The second feature was the gender structure that defined the entire slavery system. Gender differences formed a basis on which slaves were punished for disobedience, sold on market, and allocated roles in plantations. Male slaves, who disobeyed the orders, were mostly punished by whipping or hanging in extreme cases, they worked in plantation farms digging trenches, planting, cultivating, or harvesting sugarcanes or cotton, they also worked in skilled labor as drivers, mechanics, and machine operators. Female slaves, on the other hand, were punished through raping and whipping. They were not very valuable on the market and, hence, considered as lesser property compared to male slaves. Women slaves also worked in homes as servants and nannies looking after the children of their mistresses.

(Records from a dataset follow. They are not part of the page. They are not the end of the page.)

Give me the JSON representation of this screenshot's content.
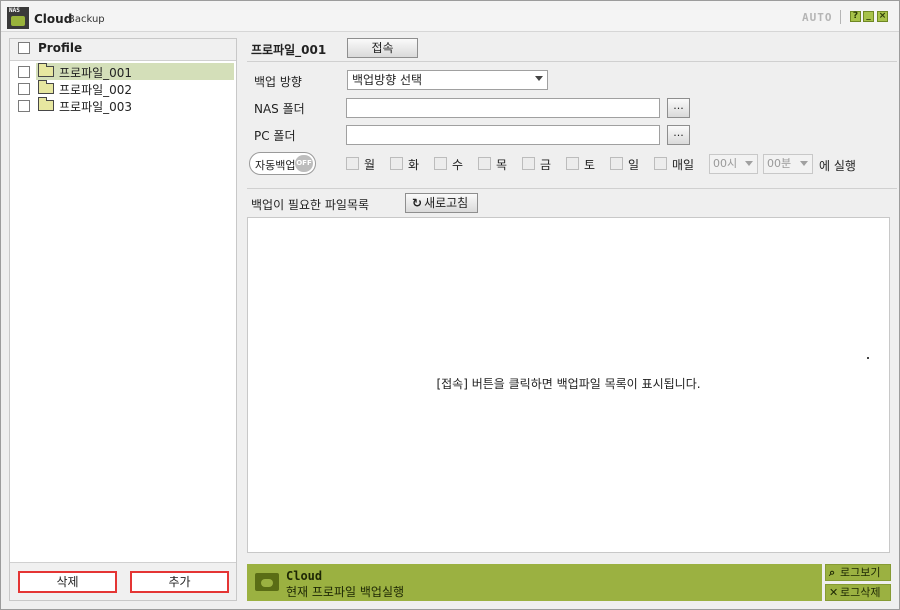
{
  "titlebar": {
    "logo_text": "NAS",
    "title": "Cloud",
    "title_sub": "Backup",
    "mode": "AUTO",
    "help_btn": "?",
    "min_btn": "_",
    "close_btn": "×"
  },
  "sidebar": {
    "header": "Profile",
    "items": [
      {
        "label": "프로파일_001",
        "selected": true
      },
      {
        "label": "프로파일_002",
        "selected": false
      },
      {
        "label": "프로파일_003",
        "selected": false
      }
    ],
    "delete_label": "삭제",
    "add_label": "추가"
  },
  "profile": {
    "name": "프로파일_001",
    "connect_label": "접속"
  },
  "form": {
    "direction_label": "백업 방향",
    "direction_value": "백업방향 선택",
    "nas_label": "NAS 폴더",
    "nas_value": "",
    "pc_label": "PC 폴더",
    "pc_value": "",
    "browse_label": "...",
    "auto_backup_label": "자동백업",
    "auto_backup_state": "OFF",
    "days": [
      "월",
      "화",
      "수",
      "목",
      "금",
      "토",
      "일",
      "매일"
    ],
    "hour_value": "00시",
    "minute_value": "00분",
    "run_label": "에 실행"
  },
  "file_list": {
    "title": "백업이 필요한 파일목록",
    "refresh_label": "새로고침",
    "empty_message": "[접속] 버튼을 클릭하면 백업파일 목록이 표시됩니다."
  },
  "status": {
    "title": "Cloud",
    "message": "현재 프로파일 백업실행",
    "log_view_label": "로그보기",
    "log_delete_label": "로그삭제"
  },
  "colors": {
    "accent_green": "#9bb141",
    "selected_row": "#d4dfb9",
    "button_border_red": "#e43534"
  }
}
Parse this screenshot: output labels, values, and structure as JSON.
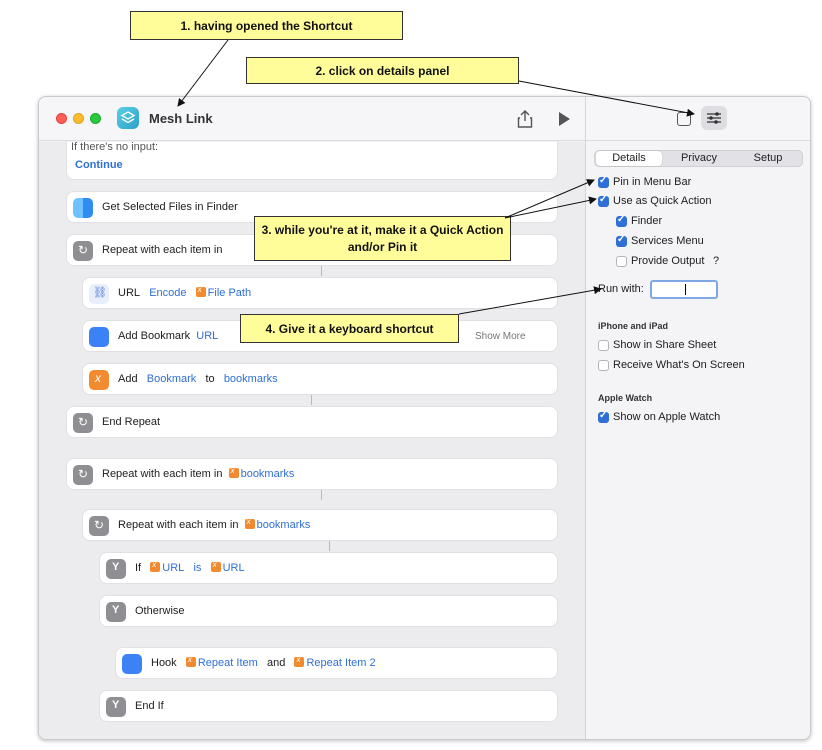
{
  "window": {
    "title": "Mesh Link"
  },
  "editor": {
    "no_input_label": "If there's no input:",
    "continue_label": "Continue",
    "rows": {
      "get_files": "Get Selected Files in Finder",
      "repeat1": "Repeat with each item in",
      "url_label": "URL",
      "encode": "Encode",
      "file_path": "File Path",
      "add_bookmark": "Add Bookmark",
      "url_token": "URL",
      "show_more": "Show More",
      "add": "Add",
      "bookmark_token": "Bookmark",
      "to": "to",
      "bookmarks": "bookmarks",
      "end_repeat": "End Repeat",
      "repeat2": "Repeat with each item in",
      "repeat2_var": "bookmarks",
      "repeat3": "Repeat with each item in",
      "repeat3_var": "bookmarks",
      "if": "If",
      "if_url": "URL",
      "is": "is",
      "if_url2": "URL",
      "otherwise": "Otherwise",
      "hook": "Hook",
      "repeat_item": "Repeat Item",
      "and": "and",
      "repeat_item2": "Repeat Item 2",
      "end_if": "End If"
    }
  },
  "sidebar": {
    "tabs": [
      {
        "label": "Details",
        "active": true
      },
      {
        "label": "Privacy",
        "active": false
      },
      {
        "label": "Setup",
        "active": false
      }
    ],
    "pin_menu_bar": "Pin in Menu Bar",
    "quick_action": "Use as Quick Action",
    "finder": "Finder",
    "services_menu": "Services Menu",
    "provide_output": "Provide Output",
    "help": "?",
    "run_with": "Run with:",
    "iphone_head": "iPhone and iPad",
    "share_sheet": "Show in Share Sheet",
    "receive_screen": "Receive What's On Screen",
    "watch_head": "Apple Watch",
    "show_watch": "Show on Apple Watch"
  },
  "callouts": {
    "c1": "1. having opened the Shortcut",
    "c2": "2. click on details panel",
    "c3": "3. while you're at it, make it a Quick Action and/or Pin it",
    "c4": "4. Give it a keyboard shortcut"
  },
  "colors": {
    "accent": "#2f6fd6",
    "callout": "#fffd9a",
    "variable": "#f28b30"
  }
}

From the above analysis of the lives of slaves during the Antebellum period, it is evident that Louisiana practiced one of the worst forms of slavery in the United States. The lives of the slaves were controlled and manipulated by the wealth slave owners. Such slaves were considered to be the property of their masters and were not entitled to human rights as they are known today. The slaves lived in selected servant quarters that did not have basic amenities. Obedience to the laws and orders was paramount for all slaves. However, in some cases slaves could be punished only as a way of giving a warning to the rest of the slaves who were contemplating on either running away or disobeying their masters. Children of slaves were not allowed togo to schools. Those who lived with their mothers in the homes of masters played together with the children of the mistresses but they were later separated when they grew up. Women worked in homes and cotton plantations with their husbands. They were punished through sexual abuse and rape when they disobeyed the orders of the masters. Slaves were exposed to diseases like malaria, bad weather, and injury in farms. In general, the lives of slaves revolved around the orders of the slave owners and they did not have the freedom to choose what was right for them.